-- RECORDS PROVIDED follows --

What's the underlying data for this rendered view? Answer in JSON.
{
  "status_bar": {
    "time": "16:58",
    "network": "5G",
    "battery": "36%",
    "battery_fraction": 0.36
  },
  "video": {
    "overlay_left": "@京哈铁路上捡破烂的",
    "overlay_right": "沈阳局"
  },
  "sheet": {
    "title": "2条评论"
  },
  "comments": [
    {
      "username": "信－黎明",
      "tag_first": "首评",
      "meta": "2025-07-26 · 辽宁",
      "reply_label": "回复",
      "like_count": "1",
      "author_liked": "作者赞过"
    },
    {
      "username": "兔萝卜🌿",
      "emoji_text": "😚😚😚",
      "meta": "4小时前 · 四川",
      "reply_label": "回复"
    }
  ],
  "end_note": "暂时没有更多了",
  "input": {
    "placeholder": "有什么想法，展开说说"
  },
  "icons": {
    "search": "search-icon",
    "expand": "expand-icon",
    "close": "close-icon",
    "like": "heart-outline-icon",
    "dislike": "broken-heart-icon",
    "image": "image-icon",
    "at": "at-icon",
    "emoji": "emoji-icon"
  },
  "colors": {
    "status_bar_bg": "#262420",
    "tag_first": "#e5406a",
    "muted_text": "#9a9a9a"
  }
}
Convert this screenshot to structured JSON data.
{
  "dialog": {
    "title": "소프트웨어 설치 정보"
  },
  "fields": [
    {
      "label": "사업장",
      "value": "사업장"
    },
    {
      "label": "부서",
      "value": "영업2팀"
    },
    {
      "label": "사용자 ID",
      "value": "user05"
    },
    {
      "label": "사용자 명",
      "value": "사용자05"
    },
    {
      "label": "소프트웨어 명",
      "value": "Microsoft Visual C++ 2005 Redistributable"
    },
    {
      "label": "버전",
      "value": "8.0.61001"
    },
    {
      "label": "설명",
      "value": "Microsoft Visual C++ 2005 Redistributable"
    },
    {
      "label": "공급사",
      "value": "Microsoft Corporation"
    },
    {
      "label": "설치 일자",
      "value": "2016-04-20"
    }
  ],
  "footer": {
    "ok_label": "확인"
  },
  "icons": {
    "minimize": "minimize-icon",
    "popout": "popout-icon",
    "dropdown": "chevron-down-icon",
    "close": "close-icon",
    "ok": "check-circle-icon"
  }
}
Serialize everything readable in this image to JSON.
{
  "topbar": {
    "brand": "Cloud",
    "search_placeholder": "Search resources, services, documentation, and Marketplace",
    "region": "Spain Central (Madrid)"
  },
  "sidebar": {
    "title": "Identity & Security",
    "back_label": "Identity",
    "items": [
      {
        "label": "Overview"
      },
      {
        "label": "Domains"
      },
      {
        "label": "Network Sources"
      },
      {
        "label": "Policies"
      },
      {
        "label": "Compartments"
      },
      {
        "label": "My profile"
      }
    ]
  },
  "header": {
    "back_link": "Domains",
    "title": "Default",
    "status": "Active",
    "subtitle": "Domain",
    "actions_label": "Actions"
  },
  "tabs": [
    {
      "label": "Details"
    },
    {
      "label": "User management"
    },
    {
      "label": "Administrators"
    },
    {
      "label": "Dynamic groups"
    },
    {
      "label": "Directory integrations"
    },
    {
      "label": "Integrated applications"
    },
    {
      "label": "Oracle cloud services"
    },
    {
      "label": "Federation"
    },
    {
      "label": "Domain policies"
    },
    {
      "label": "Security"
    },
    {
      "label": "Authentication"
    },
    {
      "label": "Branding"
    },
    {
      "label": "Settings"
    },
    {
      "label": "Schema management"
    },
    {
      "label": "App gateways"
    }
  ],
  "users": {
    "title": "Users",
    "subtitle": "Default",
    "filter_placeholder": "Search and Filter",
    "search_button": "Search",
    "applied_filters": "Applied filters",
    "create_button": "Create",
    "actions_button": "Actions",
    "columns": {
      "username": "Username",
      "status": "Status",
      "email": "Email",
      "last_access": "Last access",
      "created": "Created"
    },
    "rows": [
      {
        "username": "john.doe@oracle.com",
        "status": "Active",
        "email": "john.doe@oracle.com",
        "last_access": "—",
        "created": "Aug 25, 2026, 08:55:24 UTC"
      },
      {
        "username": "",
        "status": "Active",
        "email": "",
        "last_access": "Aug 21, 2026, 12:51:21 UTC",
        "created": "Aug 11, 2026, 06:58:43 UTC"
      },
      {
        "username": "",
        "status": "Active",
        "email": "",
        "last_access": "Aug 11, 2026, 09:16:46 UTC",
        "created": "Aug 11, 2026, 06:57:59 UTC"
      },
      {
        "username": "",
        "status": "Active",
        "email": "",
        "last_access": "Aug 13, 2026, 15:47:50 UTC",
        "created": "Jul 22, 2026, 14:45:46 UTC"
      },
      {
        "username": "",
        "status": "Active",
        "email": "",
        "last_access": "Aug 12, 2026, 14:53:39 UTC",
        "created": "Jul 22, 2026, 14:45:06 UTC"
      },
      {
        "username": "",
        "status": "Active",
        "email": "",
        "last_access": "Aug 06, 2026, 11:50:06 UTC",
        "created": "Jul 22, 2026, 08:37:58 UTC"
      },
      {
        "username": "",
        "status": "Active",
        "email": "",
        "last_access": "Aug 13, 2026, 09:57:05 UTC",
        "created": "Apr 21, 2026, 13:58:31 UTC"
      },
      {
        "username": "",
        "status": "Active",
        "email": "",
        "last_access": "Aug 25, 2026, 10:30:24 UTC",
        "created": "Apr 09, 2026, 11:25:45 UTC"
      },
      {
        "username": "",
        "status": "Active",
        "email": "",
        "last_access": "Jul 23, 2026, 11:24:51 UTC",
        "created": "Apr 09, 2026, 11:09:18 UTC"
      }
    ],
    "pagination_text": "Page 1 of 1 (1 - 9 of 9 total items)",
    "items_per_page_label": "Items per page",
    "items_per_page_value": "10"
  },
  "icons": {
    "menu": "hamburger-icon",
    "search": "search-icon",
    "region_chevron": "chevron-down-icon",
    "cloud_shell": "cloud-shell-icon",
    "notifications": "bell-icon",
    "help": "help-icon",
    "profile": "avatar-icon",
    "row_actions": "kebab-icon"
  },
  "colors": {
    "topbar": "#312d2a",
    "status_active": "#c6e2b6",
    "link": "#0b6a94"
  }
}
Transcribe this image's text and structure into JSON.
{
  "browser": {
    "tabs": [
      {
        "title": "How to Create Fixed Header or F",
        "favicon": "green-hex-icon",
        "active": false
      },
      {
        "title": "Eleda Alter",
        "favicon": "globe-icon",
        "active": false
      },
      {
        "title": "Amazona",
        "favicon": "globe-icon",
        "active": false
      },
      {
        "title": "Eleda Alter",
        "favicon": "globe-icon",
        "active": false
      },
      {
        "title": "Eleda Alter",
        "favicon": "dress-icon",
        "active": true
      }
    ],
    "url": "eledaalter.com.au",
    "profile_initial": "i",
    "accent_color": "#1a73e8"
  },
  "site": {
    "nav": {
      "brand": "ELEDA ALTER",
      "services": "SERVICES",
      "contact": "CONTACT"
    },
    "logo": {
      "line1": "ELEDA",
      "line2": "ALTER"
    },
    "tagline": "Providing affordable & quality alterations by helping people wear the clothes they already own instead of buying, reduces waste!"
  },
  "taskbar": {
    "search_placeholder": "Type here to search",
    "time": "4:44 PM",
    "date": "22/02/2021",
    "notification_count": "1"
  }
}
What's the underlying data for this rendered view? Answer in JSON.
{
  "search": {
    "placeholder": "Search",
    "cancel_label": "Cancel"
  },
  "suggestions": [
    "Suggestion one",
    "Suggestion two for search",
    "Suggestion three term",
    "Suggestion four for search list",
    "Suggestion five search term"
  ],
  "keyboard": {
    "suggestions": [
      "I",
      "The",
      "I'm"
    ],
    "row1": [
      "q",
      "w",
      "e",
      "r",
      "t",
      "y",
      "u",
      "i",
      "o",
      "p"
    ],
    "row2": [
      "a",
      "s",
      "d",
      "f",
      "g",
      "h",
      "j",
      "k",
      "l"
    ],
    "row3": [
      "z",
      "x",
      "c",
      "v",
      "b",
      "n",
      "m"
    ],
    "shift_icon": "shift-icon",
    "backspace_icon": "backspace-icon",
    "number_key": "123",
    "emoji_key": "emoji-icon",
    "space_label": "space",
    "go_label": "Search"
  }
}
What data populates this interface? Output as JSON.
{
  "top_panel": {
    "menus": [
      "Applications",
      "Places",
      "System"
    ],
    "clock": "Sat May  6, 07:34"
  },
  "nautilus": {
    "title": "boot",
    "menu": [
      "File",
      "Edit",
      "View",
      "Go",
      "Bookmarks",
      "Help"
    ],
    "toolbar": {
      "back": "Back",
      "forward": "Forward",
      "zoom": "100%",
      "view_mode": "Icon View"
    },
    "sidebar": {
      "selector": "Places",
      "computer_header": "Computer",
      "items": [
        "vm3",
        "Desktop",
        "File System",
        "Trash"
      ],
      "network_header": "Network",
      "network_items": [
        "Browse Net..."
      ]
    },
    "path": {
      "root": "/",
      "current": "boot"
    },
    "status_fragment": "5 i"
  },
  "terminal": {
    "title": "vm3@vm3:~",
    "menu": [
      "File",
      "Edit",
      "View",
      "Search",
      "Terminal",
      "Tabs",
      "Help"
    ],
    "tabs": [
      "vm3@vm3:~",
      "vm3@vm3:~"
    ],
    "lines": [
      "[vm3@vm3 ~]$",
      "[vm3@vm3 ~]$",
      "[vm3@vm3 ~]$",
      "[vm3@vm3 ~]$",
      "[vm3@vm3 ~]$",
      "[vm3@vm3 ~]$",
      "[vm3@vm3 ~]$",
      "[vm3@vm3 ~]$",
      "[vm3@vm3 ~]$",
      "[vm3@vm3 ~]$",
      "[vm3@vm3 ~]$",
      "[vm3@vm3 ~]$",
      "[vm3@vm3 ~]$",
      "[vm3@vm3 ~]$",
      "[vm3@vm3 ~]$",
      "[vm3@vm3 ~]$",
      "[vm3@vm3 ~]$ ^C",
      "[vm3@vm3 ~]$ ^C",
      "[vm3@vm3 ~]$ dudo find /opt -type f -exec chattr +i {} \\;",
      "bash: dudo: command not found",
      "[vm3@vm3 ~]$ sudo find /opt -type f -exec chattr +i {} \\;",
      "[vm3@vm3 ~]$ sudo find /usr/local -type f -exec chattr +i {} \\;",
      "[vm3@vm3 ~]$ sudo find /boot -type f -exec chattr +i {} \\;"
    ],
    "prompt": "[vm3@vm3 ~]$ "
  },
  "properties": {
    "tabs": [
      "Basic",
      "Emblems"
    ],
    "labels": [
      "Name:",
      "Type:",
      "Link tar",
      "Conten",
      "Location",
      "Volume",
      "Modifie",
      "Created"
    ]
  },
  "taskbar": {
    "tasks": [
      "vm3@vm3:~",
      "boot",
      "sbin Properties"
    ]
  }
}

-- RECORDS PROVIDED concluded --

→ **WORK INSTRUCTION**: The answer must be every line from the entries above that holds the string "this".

→ **RESPONSE**:
What's the underlying data for this rendered view? Answer in JSON.
Convert this screenshot to structured JSON data.
Serialize everything readable in this image to JSON.
Transcribe this image's text and structure into JSON.
What's the underlying data for this rendered view? Answer in JSON.
What data populates this interface? Output as JSON.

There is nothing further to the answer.